Psychotherapy, or “talk therapy,” is regarded as an effective generalized anxiety disorder treatment. Anxiety therapy helps people identify the causes of anxiety and teaches people to mentally “reframe” situations to reduce anxiety symptoms. Relaxation techniques are often taught as part of anxiety psychotherapy, and can be powerful tools for coping with anxiety attacks.
Cognitive Behavioral Therapy as a Treatment for Anxiety
Cognitive behavioral therapy is a popular choice for anxiety psychotherapy. Cognitive behavioral therapy, or CBT, helps people identify thought patterns, behavior and events that trigger anxiety, symptoms and stress. Once such triggers are identified, CBT teaches people techniques to reduce the level of anxiety associated with each trigger.
The goal of cognitive behavioral therapy is to alter established thought patterns that result in anxiety symptoms. CBT helps people rethink why they respond to certain triggers with anxiety, and offers ways to break established thought patterns that encourage an anxiety response.
Relaxation Techniques and Generalized Anxiety Disorder Treatment
Relaxation techniques for anxiety may be taught alone or as part of cognitive behavioral therapy. Relaxation techniques can prevent anxiety attacks and reduce generalized low-grade anxiety – if, that is, such techniques are practiced on a regular basis. Too often, people undergoing anxiety psychotherapy practice relaxation techniques during therapy sessions, then neglect to put the techniques into use between sessions.
Anyone whose anxiety therapy includes relaxation techniques should practice said techniques for at least twenty minutes a day. If you can practice longer, that’s all to the good: the goal is to make anxiety-reducing techniques second nature.
Examples of relaxation techniques taught to reduce anxiety symptoms include progressive muscle relaxation, guided imagery, and slow, deep breathing techniques. Some people also benefit from meditation, self-hypnosis or hypnotherapy.
Biofeedback may be used to help people learner relaxation techniques. Biofeedback provides measurable and observable feedback of a person’s physiological state, which can be an important tool when learning to relax. Helpful though biofeedback is, anxiety-reducing relaxation techniques can be leaned without the use of biofeedback.
Individual or Group Anxiety Therapy?
Group therapy needs to be approached cautiously as a generalized anxiety disorder treatment. The idea of sharing personal experiences with a group of strangers can induce anxiety in people without nervous disorders. People already suffering from GAD may find group anxiety therapy simply too intimidating.
When used, group anxiety therapy tends to be reserved for people who have already undergone individual anxiety therapy and seen positive results from CBT or relaxation techniques. Even under these conditions group therapy can be too unnerving for some people with generalized anxiety disorder.

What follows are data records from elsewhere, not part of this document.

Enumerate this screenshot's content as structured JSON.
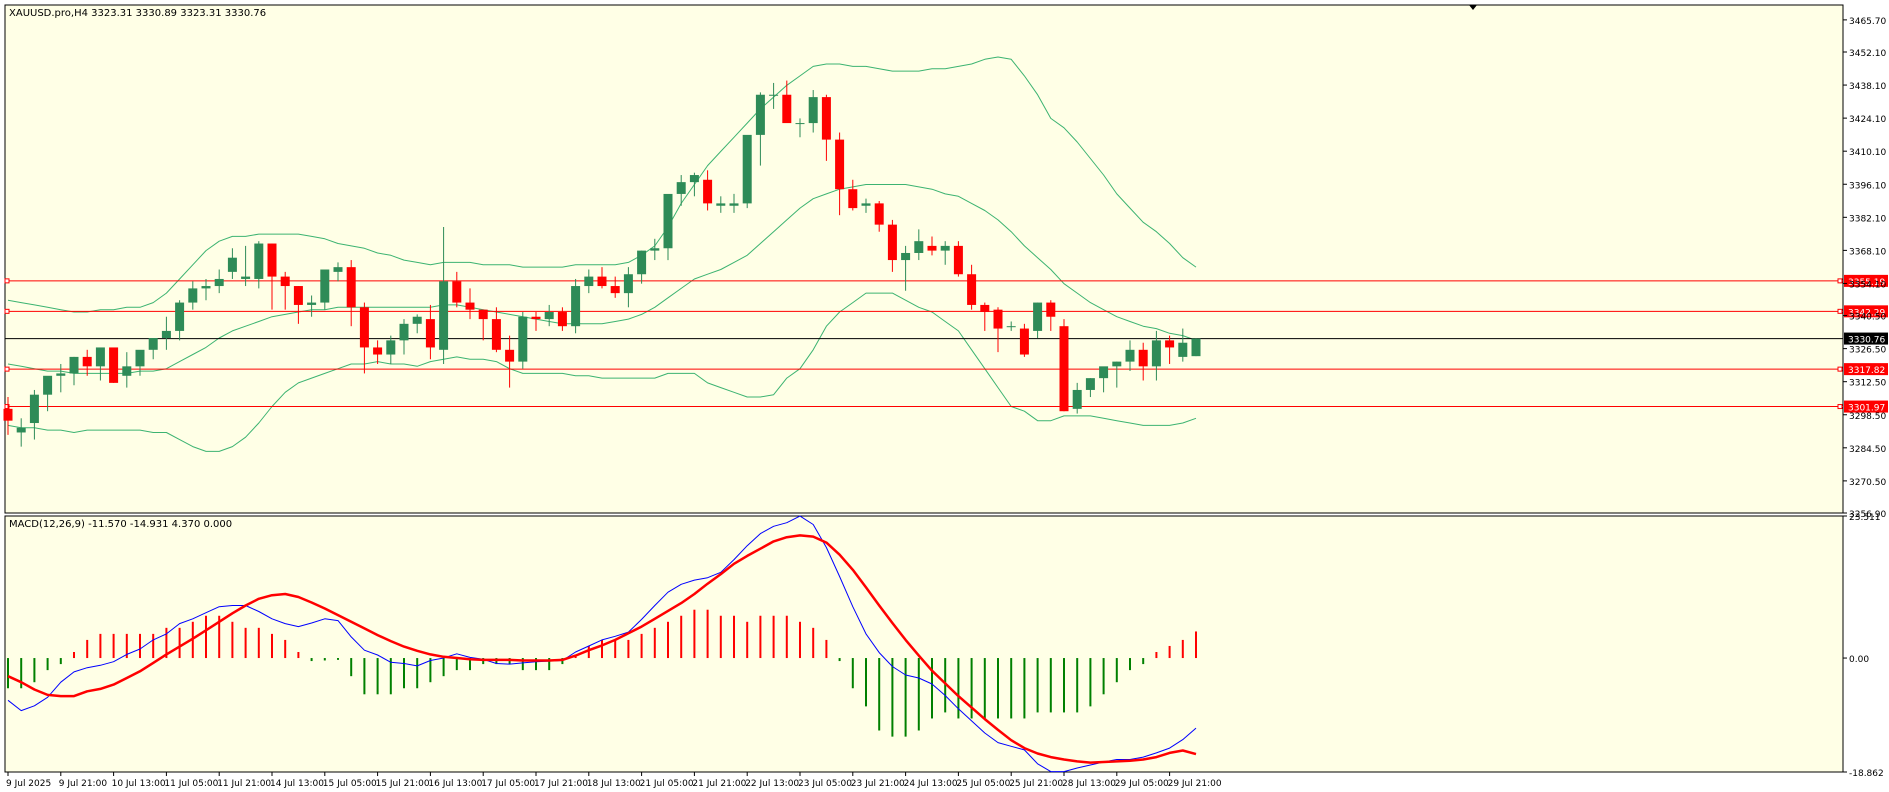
{
  "header": {
    "symbol_line": "XAUUSD.pro,H4  3323.31 3330.89 3323.31 3330.76",
    "macd_line": "MACD(12,26,9) -11.570 -14.931 4.370 0.000"
  },
  "colors": {
    "background": "#ffffe6",
    "bull": "#2e8b57",
    "bear": "#ff0000",
    "bands": "#3cb371",
    "level_line": "#ff0000",
    "current_price_line": "#000000",
    "macd_line": "#0000ff",
    "signal_line": "#ff0000"
  },
  "chart_data": [
    {
      "type": "candlestick",
      "title": "XAUUSD.pro,H4",
      "ylim": [
        3256.9,
        3472.0
      ],
      "y_ticks": [
        "3465.70",
        "3452.10",
        "3438.10",
        "3424.10",
        "3410.10",
        "3396.10",
        "3382.10",
        "3368.10",
        "3354.10",
        "3340.50",
        "3326.50",
        "3312.50",
        "3298.50",
        "3284.50",
        "3270.50",
        "3256.90"
      ],
      "x_ticks": [
        {
          "label": "9 Jul 2025",
          "bar": 0
        },
        {
          "label": "9 Jul 21:00",
          "bar": 4
        },
        {
          "label": "10 Jul 13:00",
          "bar": 8
        },
        {
          "label": "11 Jul 05:00",
          "bar": 12
        },
        {
          "label": "11 Jul 21:00",
          "bar": 16
        },
        {
          "label": "14 Jul 13:00",
          "bar": 20
        },
        {
          "label": "15 Jul 05:00",
          "bar": 24
        },
        {
          "label": "15 Jul 21:00",
          "bar": 28
        },
        {
          "label": "16 Jul 13:00",
          "bar": 32
        },
        {
          "label": "17 Jul 05:00",
          "bar": 36
        },
        {
          "label": "17 Jul 21:00",
          "bar": 40
        },
        {
          "label": "18 Jul 13:00",
          "bar": 44
        },
        {
          "label": "21 Jul 05:00",
          "bar": 48
        },
        {
          "label": "21 Jul 21:00",
          "bar": 52
        },
        {
          "label": "22 Jul 13:00",
          "bar": 56
        },
        {
          "label": "23 Jul 05:00",
          "bar": 60
        },
        {
          "label": "23 Jul 21:00",
          "bar": 64
        },
        {
          "label": "24 Jul 13:00",
          "bar": 68
        },
        {
          "label": "25 Jul 05:00",
          "bar": 72
        },
        {
          "label": "25 Jul 21:00",
          "bar": 76
        },
        {
          "label": "28 Jul 13:00",
          "bar": 80
        },
        {
          "label": "29 Jul 05:00",
          "bar": 84
        },
        {
          "label": "29 Jul 21:00",
          "bar": 88
        }
      ],
      "ohlc": [
        [
          3301,
          3306,
          3290,
          3296
        ],
        [
          3291,
          3297,
          3285,
          3293
        ],
        [
          3295,
          3309,
          3288,
          3307
        ],
        [
          3307,
          3314,
          3300,
          3315
        ],
        [
          3315,
          3320,
          3308,
          3316
        ],
        [
          3316,
          3323,
          3311,
          3323
        ],
        [
          3323,
          3326,
          3315,
          3319
        ],
        [
          3319,
          3326,
          3313,
          3327
        ],
        [
          3327,
          3325,
          3312,
          3312
        ],
        [
          3315,
          3325,
          3310,
          3319
        ],
        [
          3319,
          3325,
          3315,
          3326
        ],
        [
          3326,
          3331,
          3322,
          3331
        ],
        [
          3331,
          3340,
          3326,
          3334
        ],
        [
          3334,
          3347,
          3330,
          3346
        ],
        [
          3346,
          3355,
          3343,
          3352
        ],
        [
          3352,
          3356,
          3347,
          3353
        ],
        [
          3353,
          3360,
          3350,
          3356
        ],
        [
          3359,
          3369,
          3356,
          3365
        ],
        [
          3356,
          3370,
          3353,
          3357
        ],
        [
          3356,
          3372,
          3352,
          3371
        ],
        [
          3371,
          3371,
          3343,
          3357
        ],
        [
          3357,
          3359,
          3343,
          3353
        ],
        [
          3353,
          3353,
          3337,
          3345
        ],
        [
          3345,
          3349,
          3340,
          3346
        ],
        [
          3346,
          3359,
          3343,
          3360
        ],
        [
          3359,
          3363,
          3355,
          3361
        ],
        [
          3361,
          3364,
          3336,
          3344
        ],
        [
          3344,
          3346,
          3316,
          3327
        ],
        [
          3327,
          3330,
          3320,
          3324
        ],
        [
          3324,
          3332,
          3320,
          3330
        ],
        [
          3330,
          3339,
          3324,
          3337
        ],
        [
          3337,
          3341,
          3333,
          3340
        ],
        [
          3339,
          3345,
          3322,
          3327
        ],
        [
          3326,
          3378,
          3320,
          3355
        ],
        [
          3355,
          3359,
          3344,
          3346
        ],
        [
          3346,
          3352,
          3339,
          3343
        ],
        [
          3343,
          3343,
          3330,
          3339
        ],
        [
          3339,
          3344,
          3325,
          3326
        ],
        [
          3326,
          3332,
          3310,
          3321
        ],
        [
          3321,
          3342,
          3318,
          3340
        ],
        [
          3340,
          3342,
          3334,
          3339
        ],
        [
          3339,
          3345,
          3336,
          3342
        ],
        [
          3342,
          3344,
          3334,
          3336
        ],
        [
          3336,
          3356,
          3333,
          3353
        ],
        [
          3353,
          3360,
          3350,
          3357
        ],
        [
          3357,
          3361,
          3352,
          3353
        ],
        [
          3353,
          3357,
          3348,
          3350
        ],
        [
          3350,
          3361,
          3344,
          3358
        ],
        [
          3358,
          3368,
          3354,
          3368
        ],
        [
          3368,
          3373,
          3364,
          3369
        ],
        [
          3369,
          3391,
          3364,
          3392
        ],
        [
          3392,
          3400,
          3387,
          3397
        ],
        [
          3397,
          3401,
          3391,
          3400
        ],
        [
          3398,
          3402,
          3385,
          3388
        ],
        [
          3387,
          3391,
          3384,
          3388
        ],
        [
          3387,
          3392,
          3384,
          3388
        ],
        [
          3388,
          3412,
          3386,
          3417
        ],
        [
          3417,
          3435,
          3404,
          3434
        ],
        [
          3434,
          3439,
          3428,
          3434
        ],
        [
          3434,
          3440,
          3423,
          3422
        ],
        [
          3422,
          3424,
          3416,
          3422
        ],
        [
          3422,
          3436,
          3418,
          3433
        ],
        [
          3433,
          3434,
          3406,
          3415
        ],
        [
          3415,
          3418,
          3383,
          3394
        ],
        [
          3394,
          3398,
          3385,
          3386
        ],
        [
          3387,
          3390,
          3384,
          3388
        ],
        [
          3388,
          3389,
          3376,
          3379
        ],
        [
          3379,
          3381,
          3359,
          3364
        ],
        [
          3364,
          3370,
          3351,
          3367
        ],
        [
          3367,
          3377,
          3364,
          3372
        ],
        [
          3370,
          3374,
          3366,
          3368
        ],
        [
          3368,
          3372,
          3362,
          3370
        ],
        [
          3370,
          3372,
          3357,
          3358
        ],
        [
          3358,
          3362,
          3343,
          3345
        ],
        [
          3345,
          3346,
          3334,
          3342
        ],
        [
          3343,
          3344,
          3325,
          3335
        ],
        [
          3336,
          3338,
          3334,
          3336
        ],
        [
          3335,
          3337,
          3323,
          3324
        ],
        [
          3334,
          3346,
          3331,
          3346
        ],
        [
          3346,
          3347,
          3334,
          3340
        ],
        [
          3336,
          3339,
          3300,
          3300
        ],
        [
          3301,
          3312,
          3299,
          3309
        ],
        [
          3309,
          3314,
          3306,
          3314
        ],
        [
          3314,
          3318,
          3308,
          3319
        ],
        [
          3319,
          3321,
          3310,
          3321
        ],
        [
          3321,
          3330,
          3317,
          3326
        ],
        [
          3326,
          3329,
          3313,
          3319
        ],
        [
          3319,
          3334,
          3313,
          3330
        ],
        [
          3330,
          3332,
          3320,
          3327
        ],
        [
          3323,
          3335,
          3321,
          3329
        ],
        [
          3323.31,
          3330.89,
          3323.31,
          3330.76
        ]
      ],
      "bollinger_upper": [
        3347,
        3346,
        3345,
        3344,
        3343,
        3342,
        3342,
        3343,
        3343,
        3344,
        3344,
        3346,
        3350,
        3356,
        3362,
        3368,
        3372,
        3374,
        3374,
        3375,
        3375,
        3375,
        3375,
        3374,
        3373,
        3371,
        3370,
        3369,
        3367,
        3366,
        3364,
        3363,
        3362,
        3363,
        3363,
        3363,
        3362,
        3362,
        3362,
        3361,
        3361,
        3361,
        3361,
        3362,
        3362,
        3362,
        3362,
        3363,
        3366,
        3370,
        3378,
        3388,
        3396,
        3404,
        3410,
        3416,
        3422,
        3428,
        3433,
        3438,
        3442,
        3446,
        3447,
        3447,
        3446,
        3446,
        3445,
        3444,
        3444,
        3444,
        3445,
        3445,
        3446,
        3447,
        3449,
        3450,
        3449,
        3442,
        3434,
        3424,
        3420,
        3414,
        3407,
        3400,
        3392,
        3386,
        3380,
        3376,
        3371,
        3365,
        3361
      ],
      "bollinger_middle": [
        3320,
        3319,
        3318,
        3317,
        3317,
        3316,
        3316,
        3316,
        3316,
        3316,
        3317,
        3317,
        3318,
        3321,
        3324,
        3327,
        3331,
        3334,
        3336,
        3338,
        3340,
        3341,
        3342,
        3343,
        3343,
        3344,
        3344,
        3344,
        3344,
        3344,
        3344,
        3344,
        3344,
        3345,
        3345,
        3344,
        3343,
        3342,
        3341,
        3340,
        3339,
        3338,
        3337,
        3337,
        3337,
        3337,
        3338,
        3339,
        3341,
        3344,
        3348,
        3352,
        3356,
        3358,
        3360,
        3363,
        3366,
        3371,
        3376,
        3381,
        3386,
        3390,
        3392,
        3394,
        3395,
        3396,
        3396,
        3396,
        3396,
        3395,
        3394,
        3392,
        3391,
        3388,
        3385,
        3381,
        3376,
        3370,
        3365,
        3360,
        3354,
        3350,
        3346,
        3343,
        3340,
        3338,
        3336,
        3335,
        3333,
        3332,
        3330
      ],
      "bollinger_lower": [
        3294,
        3293,
        3293,
        3292,
        3292,
        3291,
        3292,
        3292,
        3292,
        3292,
        3292,
        3291,
        3291,
        3288,
        3285,
        3283,
        3283,
        3285,
        3289,
        3295,
        3302,
        3308,
        3312,
        3314,
        3316,
        3318,
        3320,
        3320,
        3321,
        3320,
        3320,
        3319,
        3321,
        3322,
        3323,
        3322,
        3322,
        3321,
        3318,
        3316,
        3316,
        3316,
        3316,
        3315,
        3315,
        3314,
        3314,
        3314,
        3314,
        3314,
        3316,
        3316,
        3316,
        3312,
        3310,
        3308,
        3306,
        3306,
        3307,
        3314,
        3318,
        3326,
        3336,
        3342,
        3346,
        3350,
        3350,
        3350,
        3347,
        3344,
        3342,
        3338,
        3334,
        3326,
        3318,
        3310,
        3302,
        3300,
        3296,
        3296,
        3298,
        3298,
        3298,
        3297,
        3296,
        3295,
        3294,
        3294,
        3294,
        3295,
        3297
      ],
      "horizontal_levels": [
        {
          "price": 3355.19,
          "label": "3355.19",
          "color": "#ff0000"
        },
        {
          "price": 3342.29,
          "label": "3342.29",
          "color": "#ff0000"
        },
        {
          "price": 3330.76,
          "label": "3330.76",
          "color": "#000000"
        },
        {
          "price": 3317.82,
          "label": "3317.82",
          "color": "#ff0000"
        },
        {
          "price": 3301.97,
          "label": "3301.97",
          "color": "#ff0000"
        }
      ]
    },
    {
      "type": "macd",
      "title": "MACD(12,26,9)",
      "ylim": [
        -18.862,
        23.511
      ],
      "y_ticks": [
        "23.511",
        "0.00",
        "-18.862"
      ],
      "histogram": [
        -5,
        -5,
        -4,
        -2,
        -1,
        1,
        3,
        4,
        4,
        4,
        4,
        4,
        5,
        5,
        6,
        7,
        7,
        6,
        5,
        5,
        4,
        3,
        1,
        -0.5,
        -0.4,
        -0.3,
        -3,
        -6,
        -6,
        -6,
        -5,
        -5,
        -4,
        -3,
        -2,
        -2,
        -1,
        -1,
        -1,
        -2,
        -2,
        -2,
        -1,
        0.5,
        2,
        3,
        3,
        3,
        4,
        5,
        6,
        7,
        8,
        8,
        7,
        7,
        6,
        7,
        7,
        7,
        6,
        5,
        3,
        -0.5,
        -5,
        -8,
        -12,
        -13,
        -13,
        -12,
        -10,
        -9,
        -10,
        -10,
        -10,
        -10,
        -10,
        -10,
        -9,
        -9,
        -9,
        -9,
        -8,
        -6,
        -4,
        -2,
        -1,
        1,
        2,
        3,
        4.4
      ],
      "macd": [
        -7,
        -8.7,
        -7.9,
        -6.5,
        -4,
        -2.3,
        -1.6,
        -1.2,
        -0.6,
        0.6,
        1.5,
        3,
        4,
        5.7,
        6.5,
        7.5,
        8.5,
        8.7,
        8.7,
        7.7,
        6.5,
        5.7,
        5.2,
        5.8,
        6.5,
        6.2,
        3.5,
        1.3,
        0.5,
        -0.7,
        -0.9,
        -1.3,
        -0.4,
        0,
        0.7,
        0.1,
        -0.2,
        -0.9,
        -1,
        -0.8,
        -0.6,
        -0.5,
        -0.4,
        1,
        2,
        3,
        3.6,
        4.3,
        6.4,
        8.7,
        10.9,
        12.2,
        12.9,
        13.3,
        14.2,
        16.3,
        18.6,
        20.6,
        21.8,
        22.4,
        23.5,
        22.1,
        18.3,
        13.5,
        8.5,
        4,
        0.9,
        -1.4,
        -2.8,
        -3.3,
        -4.3,
        -6.2,
        -8.4,
        -10.4,
        -12.4,
        -14,
        -14.6,
        -15.2,
        -17.5,
        -18.8,
        -18.8,
        -18.2,
        -17.7,
        -17.2,
        -16.8,
        -16.8,
        -16.4,
        -15.7,
        -14.9,
        -13.5,
        -11.6
      ],
      "signal": [
        -3,
        -4,
        -5.2,
        -6.1,
        -6.3,
        -6.3,
        -5.5,
        -5.1,
        -4.4,
        -3.3,
        -2.2,
        -0.8,
        0.6,
        1.9,
        3.2,
        4.6,
        6,
        7.4,
        8.7,
        9.8,
        10.4,
        10.6,
        10.1,
        9.2,
        8.2,
        7.1,
        6,
        4.9,
        3.8,
        2.8,
        1.9,
        1.2,
        0.6,
        0.2,
        0,
        -0.2,
        -0.3,
        -0.3,
        -0.3,
        -0.4,
        -0.4,
        -0.4,
        -0.3,
        0.4,
        1.3,
        2.1,
        3,
        4.1,
        5.2,
        6.5,
        7.8,
        9.1,
        10.6,
        12.3,
        13.9,
        15.6,
        16.9,
        18.1,
        19.3,
        20,
        20.3,
        20.1,
        19.1,
        17.1,
        14.6,
        11.7,
        8.7,
        5.8,
        3,
        0.4,
        -2.1,
        -4.2,
        -6.3,
        -8.2,
        -10.1,
        -11.9,
        -13.6,
        -14.9,
        -15.8,
        -16.4,
        -16.8,
        -17.1,
        -17.3,
        -17.2,
        -17.1,
        -17,
        -16.8,
        -16.4,
        -15.7,
        -15.3,
        -15.9
      ]
    }
  ]
}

Anxiety, Depression and Psychotherapy
GAD often occurs in combination with other anxiety disorders or clinical depression. Anxiety therapy must consider the possibility of secondary anxiety / depression disorders before starting treatment, as treatment strategies vary depending on which disorder are present. Phobias, for instance, receive different treatment from generalized anxiety disorder, which in turn is handled differently from combined anxiety and depression.
Antidepressants and Generalized Anxiety Therapy
Severe GAD symptoms can render anxiety psychotherapy useless. Difficulty concentrating, agitation, and excessive anxiety can all interfere with anxiety therapy outcomes.
Often combinations of anti-anxiety medication and therapy offer the best chance for successful GAD treatment. Medication provides temporary relief from GAD symptoms, allowing the individual time to benefit from relaxation techniques and cognitive behavioral therapy.